- **WHAT THE EXERCISE ASKS**: Across the following data, how many lines include the string "this"? Reply with the number and nothing more.

- **GIVEN RECORDS**:
*** Block opens ***
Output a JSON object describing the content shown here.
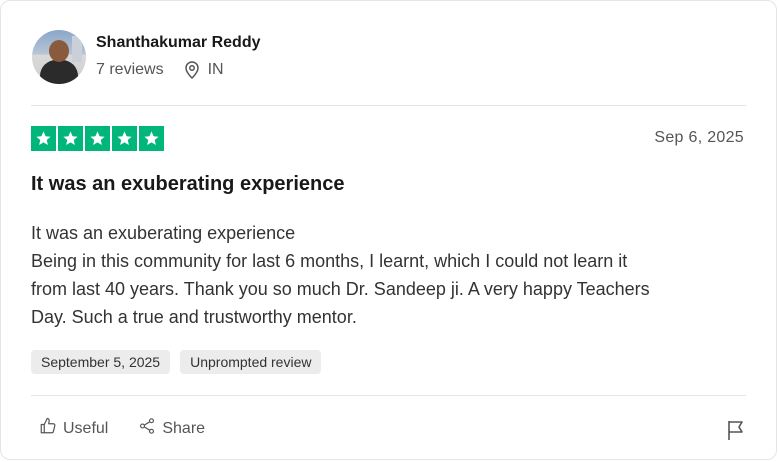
{
  "reviewer": {
    "name": "Shanthakumar Reddy",
    "reviews_count": "7 reviews",
    "location": "IN"
  },
  "review": {
    "rating": 5,
    "date": "Sep 6, 2025",
    "title": "It was an exuberating experience",
    "body_lines": [
      "It was an exuberating experience",
      "Being in this community for last 6 months, I learnt, which I could not learn it",
      "from last 40 years. Thank you so much Dr. Sandeep ji. A very happy Teachers",
      "Day. Such a true and trustworthy mentor."
    ],
    "experience_date": "September 5, 2025",
    "review_type": "Unprompted review"
  },
  "actions": {
    "useful_label": "Useful",
    "share_label": "Share"
  },
  "colors": {
    "star_green": "#00b67a",
    "badge_bg": "#ececec",
    "divider": "#e5e5e5"
  },
  "icons": [
    "location-pin-icon",
    "star-icon",
    "thumbs-up-icon",
    "share-icon",
    "flag-icon"
  ]
}
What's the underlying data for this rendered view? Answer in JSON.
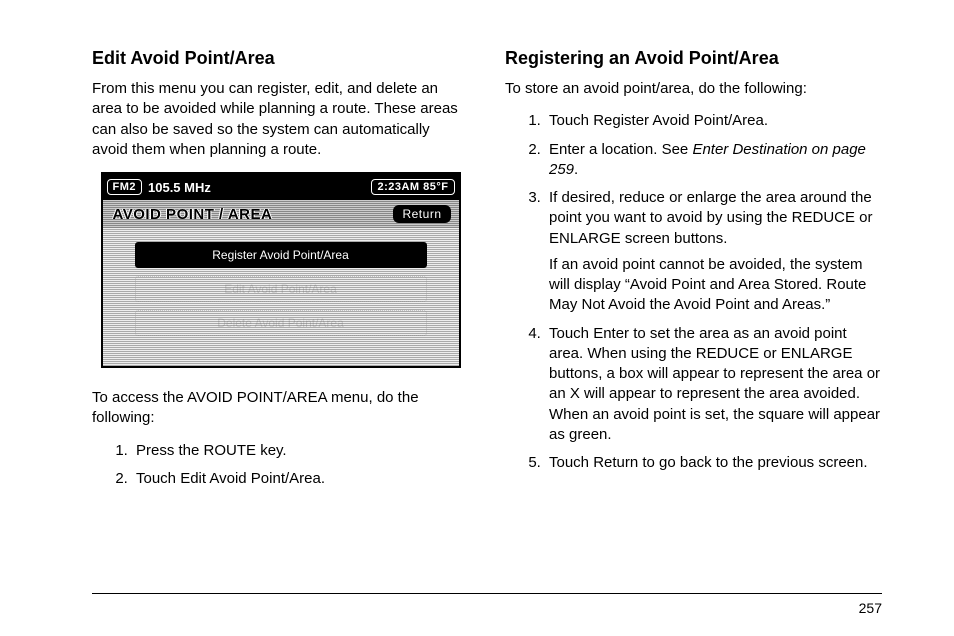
{
  "left": {
    "heading": "Edit Avoid Point/Area",
    "intro": "From this menu you can register, edit, and delete an area to be avoided while planning a route. These areas can also be saved so the system can automatically avoid them when planning a route.",
    "access_intro": "To access the AVOID POINT/AREA menu, do the following:",
    "steps": [
      "Press the ROUTE key.",
      "Touch Edit Avoid Point/Area."
    ]
  },
  "device": {
    "radio_band": "FM2",
    "frequency": "105.5 MHz",
    "time_temp": "2:23AM 85°F",
    "screen_title": "AVOID POINT / AREA",
    "return_label": "Return",
    "menu_items": [
      {
        "label": "Register Avoid Point/Area",
        "active": true
      },
      {
        "label": "Edit Avoid Point/Area",
        "active": false
      },
      {
        "label": "Delete Avoid Point/Area",
        "active": false
      }
    ]
  },
  "right": {
    "heading": "Registering an Avoid Point/Area",
    "intro": "To store an avoid point/area, do the following:",
    "steps": {
      "s1": "Touch Register Avoid Point/Area.",
      "s2a": "Enter a location. See ",
      "s2b_italic": "Enter Destination on page 259",
      "s2c": ".",
      "s3a": "If desired, reduce or enlarge the area around the point you want to avoid by using the REDUCE or ENLARGE screen buttons.",
      "s3b": "If an avoid point cannot be avoided, the system will display “Avoid Point and Area Stored. Route May Not Avoid the Avoid Point and Areas.”",
      "s4": "Touch Enter to set the area as an avoid point area. When using the REDUCE or ENLARGE buttons, a box will appear to represent the area or an X will appear to represent the area avoided. When an avoid point is set, the square will appear as green.",
      "s5": "Touch Return to go back to the previous screen."
    }
  },
  "page_number": "257"
}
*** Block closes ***
- **ANSWER**: 3